[Interface dataset entries]
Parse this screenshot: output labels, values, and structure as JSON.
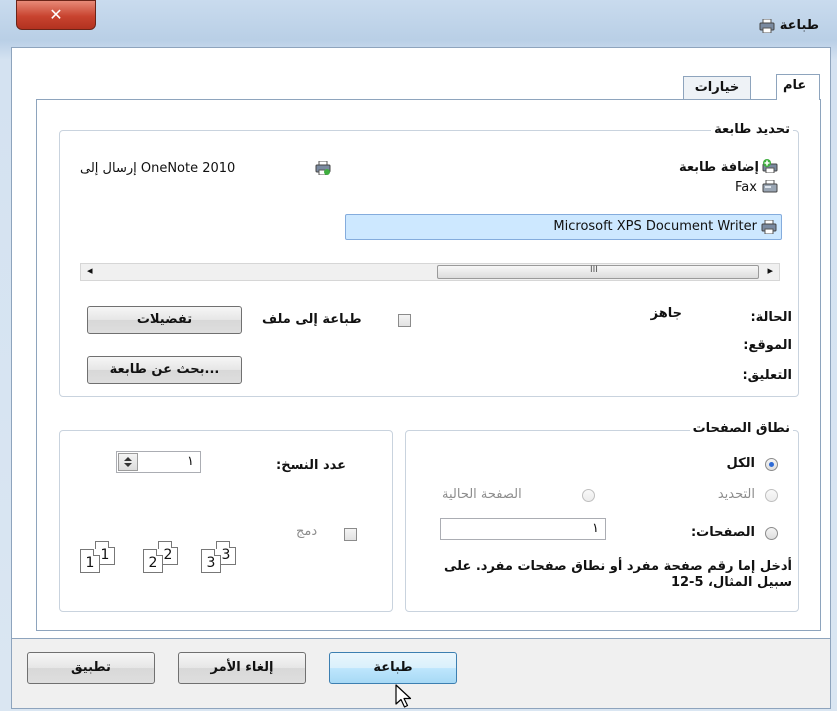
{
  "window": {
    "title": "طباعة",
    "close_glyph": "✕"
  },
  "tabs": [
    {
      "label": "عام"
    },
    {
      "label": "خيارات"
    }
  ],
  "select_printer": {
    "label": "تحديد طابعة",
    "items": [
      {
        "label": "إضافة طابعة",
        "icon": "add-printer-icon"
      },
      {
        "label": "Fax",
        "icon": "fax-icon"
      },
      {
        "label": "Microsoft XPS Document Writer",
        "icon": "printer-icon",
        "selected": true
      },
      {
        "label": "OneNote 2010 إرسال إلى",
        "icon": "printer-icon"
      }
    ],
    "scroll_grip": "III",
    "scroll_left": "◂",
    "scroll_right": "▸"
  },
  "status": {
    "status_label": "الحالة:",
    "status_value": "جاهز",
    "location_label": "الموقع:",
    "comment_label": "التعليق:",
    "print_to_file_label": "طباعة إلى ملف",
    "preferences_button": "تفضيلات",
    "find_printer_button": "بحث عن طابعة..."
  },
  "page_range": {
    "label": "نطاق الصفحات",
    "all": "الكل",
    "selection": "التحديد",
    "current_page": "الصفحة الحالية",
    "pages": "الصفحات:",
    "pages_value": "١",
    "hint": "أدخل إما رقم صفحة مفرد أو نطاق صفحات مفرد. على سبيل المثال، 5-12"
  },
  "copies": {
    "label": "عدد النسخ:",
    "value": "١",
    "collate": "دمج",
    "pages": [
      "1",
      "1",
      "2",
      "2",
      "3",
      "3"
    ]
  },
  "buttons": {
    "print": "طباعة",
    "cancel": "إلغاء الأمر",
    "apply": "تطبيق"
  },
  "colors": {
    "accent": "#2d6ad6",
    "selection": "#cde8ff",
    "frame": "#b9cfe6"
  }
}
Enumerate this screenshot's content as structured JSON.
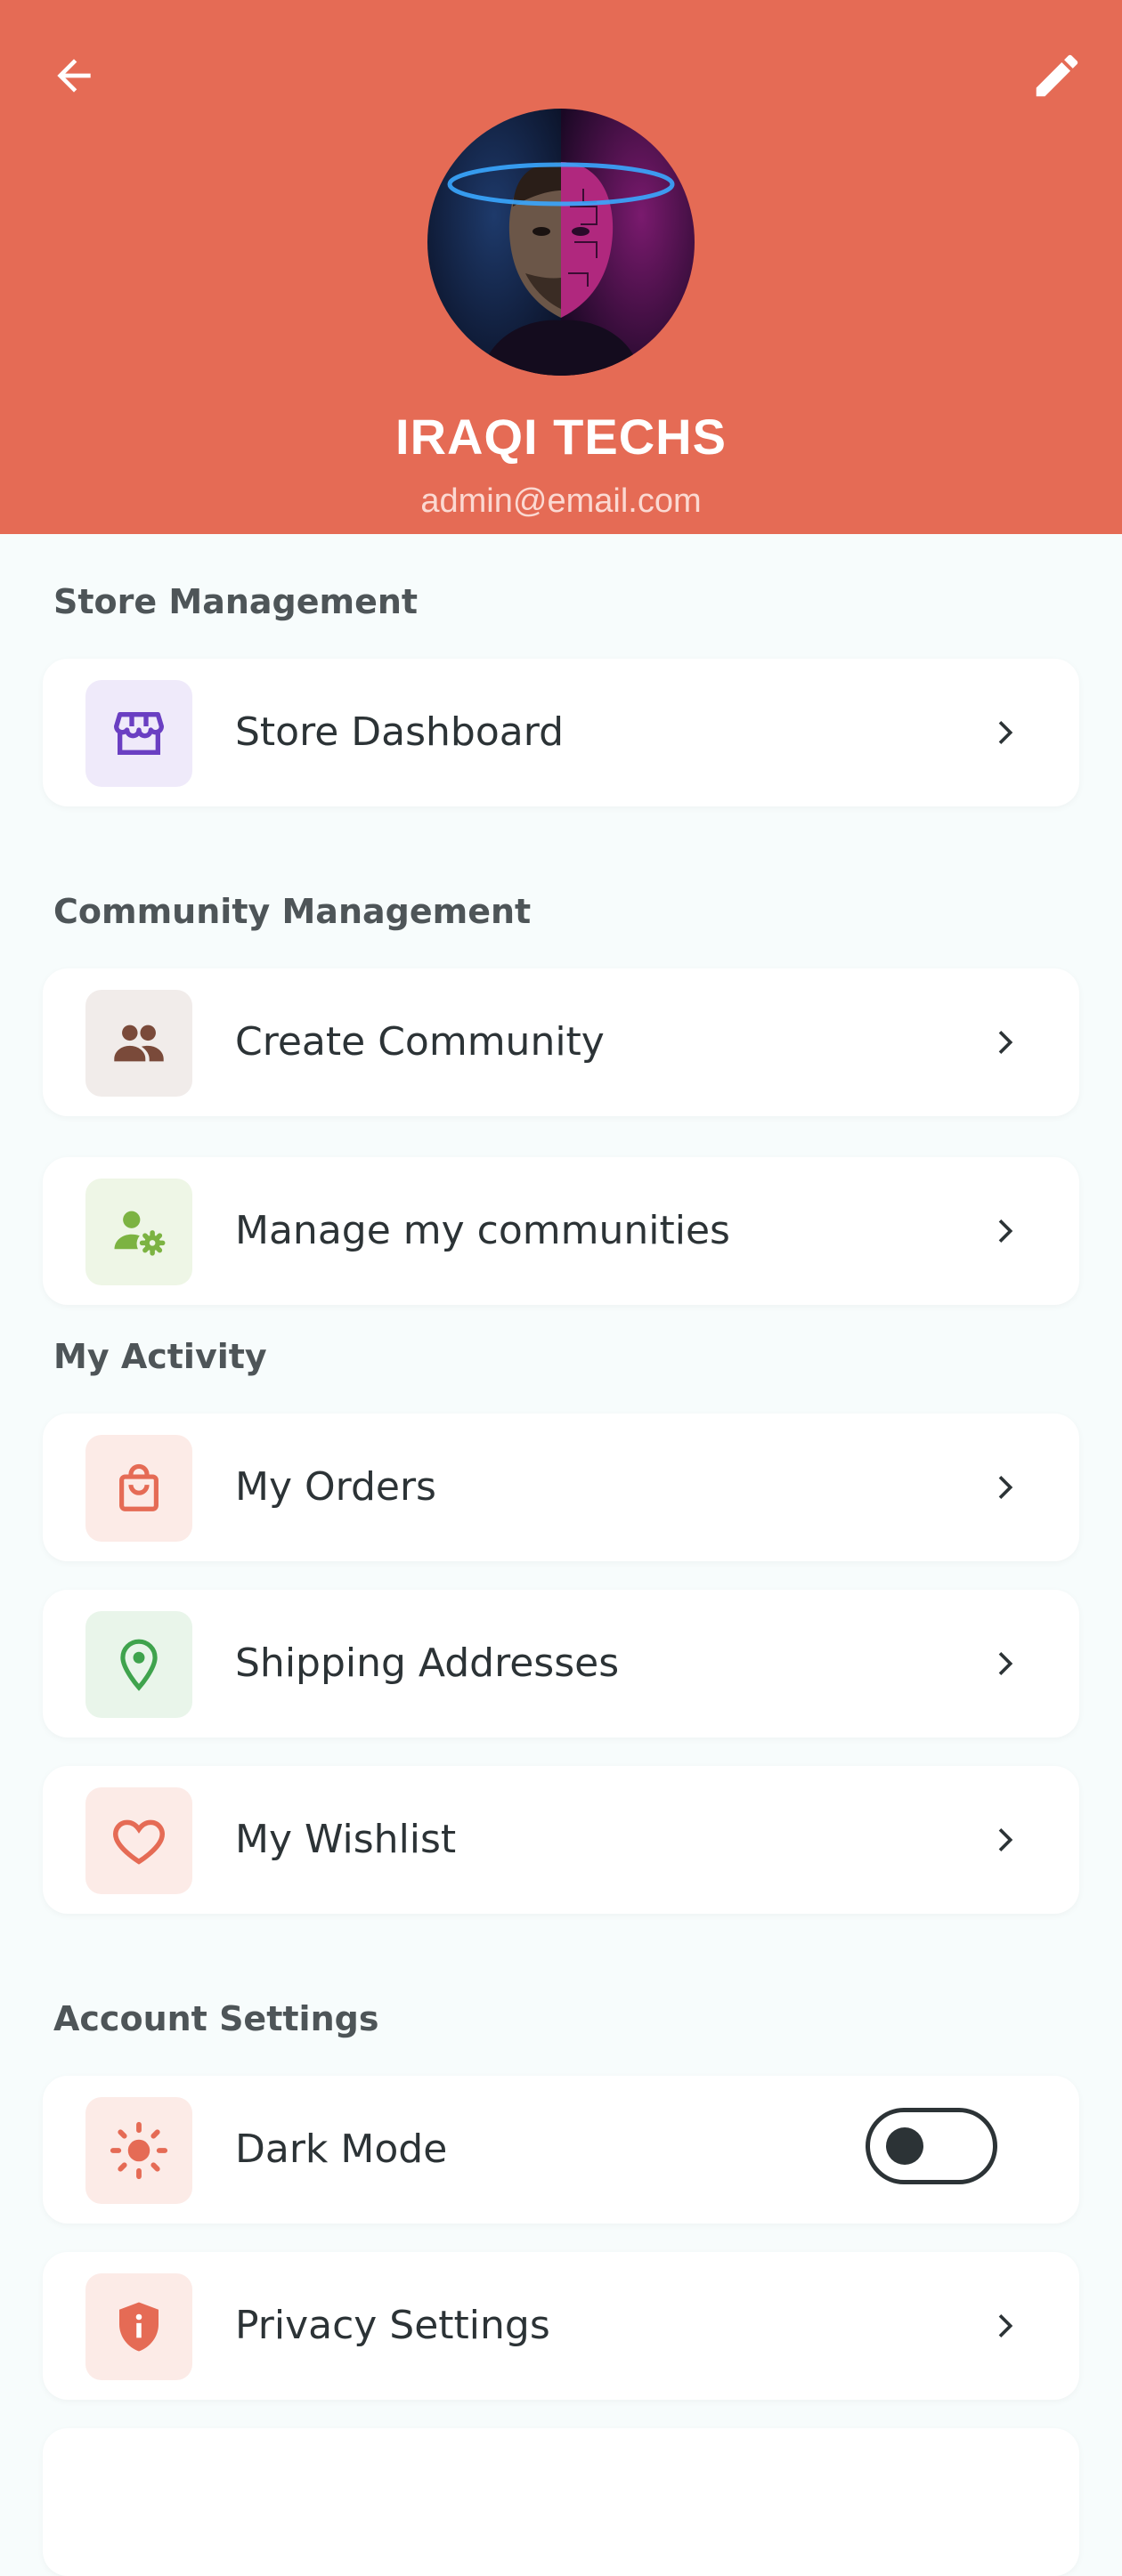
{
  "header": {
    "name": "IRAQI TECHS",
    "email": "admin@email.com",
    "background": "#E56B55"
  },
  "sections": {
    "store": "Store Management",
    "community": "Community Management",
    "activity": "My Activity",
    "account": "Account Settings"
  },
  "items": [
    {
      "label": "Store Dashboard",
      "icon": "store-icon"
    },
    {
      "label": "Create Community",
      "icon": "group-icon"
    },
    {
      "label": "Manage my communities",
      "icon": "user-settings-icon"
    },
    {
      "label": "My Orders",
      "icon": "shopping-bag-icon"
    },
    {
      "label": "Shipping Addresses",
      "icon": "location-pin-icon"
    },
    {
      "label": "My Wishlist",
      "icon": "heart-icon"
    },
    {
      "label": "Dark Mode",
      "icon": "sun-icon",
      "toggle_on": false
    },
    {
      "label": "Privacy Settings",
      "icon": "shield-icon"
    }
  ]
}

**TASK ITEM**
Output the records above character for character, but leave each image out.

**RESULT OF THIS TASK**
Parse this screenshot: output labels, values, and structure as JSON.
{
  "window": {
    "title": "طباعة",
    "close_glyph": "✕"
  },
  "tabs": [
    {
      "label": "عام"
    },
    {
      "label": "خيارات"
    }
  ],
  "select_printer": {
    "label": "تحديد طابعة",
    "items": [
      {
        "label": "إضافة طابعة",
        "icon": "add-printer-icon"
      },
      {
        "label": "Fax",
        "icon": "fax-icon"
      },
      {
        "label": "Microsoft XPS Document Writer",
        "icon": "printer-icon",
        "selected": true
      },
      {
        "label": "OneNote 2010 إرسال إلى",
        "icon": "printer-icon"
      }
    ],
    "scroll_grip": "III",
    "scroll_left": "◂",
    "scroll_right": "▸"
  },
  "status": {
    "status_label": "الحالة:",
    "status_value": "جاهز",
    "location_label": "الموقع:",
    "comment_label": "التعليق:",
    "print_to_file_label": "طباعة إلى ملف",
    "preferences_button": "تفضيلات",
    "find_printer_button": "بحث عن طابعة..."
  },
  "page_range": {
    "label": "نطاق الصفحات",
    "all": "الكل",
    "selection": "التحديد",
    "current_page": "الصفحة الحالية",
    "pages": "الصفحات:",
    "pages_value": "١",
    "hint": "أدخل إما رقم صفحة مفرد أو نطاق صفحات مفرد. على سبيل المثال، 5-12"
  },
  "copies": {
    "label": "عدد النسخ:",
    "value": "١",
    "collate": "دمج",
    "pages": [
      "1",
      "1",
      "2",
      "2",
      "3",
      "3"
    ]
  },
  "buttons": {
    "print": "طباعة",
    "cancel": "إلغاء الأمر",
    "apply": "تطبيق"
  },
  "colors": {
    "accent": "#2d6ad6",
    "selection": "#cde8ff",
    "frame": "#b9cfe6"
  }
}
Enumerate this screenshot's content as structured JSON.
{
  "header": {
    "name": "IRAQI TECHS",
    "email": "admin@email.com",
    "background": "#E56B55"
  },
  "sections": {
    "store": "Store Management",
    "community": "Community Management",
    "activity": "My Activity",
    "account": "Account Settings"
  },
  "items": [
    {
      "label": "Store Dashboard",
      "icon": "store-icon"
    },
    {
      "label": "Create Community",
      "icon": "group-icon"
    },
    {
      "label": "Manage my communities",
      "icon": "user-settings-icon"
    },
    {
      "label": "My Orders",
      "icon": "shopping-bag-icon"
    },
    {
      "label": "Shipping Addresses",
      "icon": "location-pin-icon"
    },
    {
      "label": "My Wishlist",
      "icon": "heart-icon"
    },
    {
      "label": "Dark Mode",
      "icon": "sun-icon",
      "toggle_on": false
    },
    {
      "label": "Privacy Settings",
      "icon": "shield-icon"
    }
  ]
}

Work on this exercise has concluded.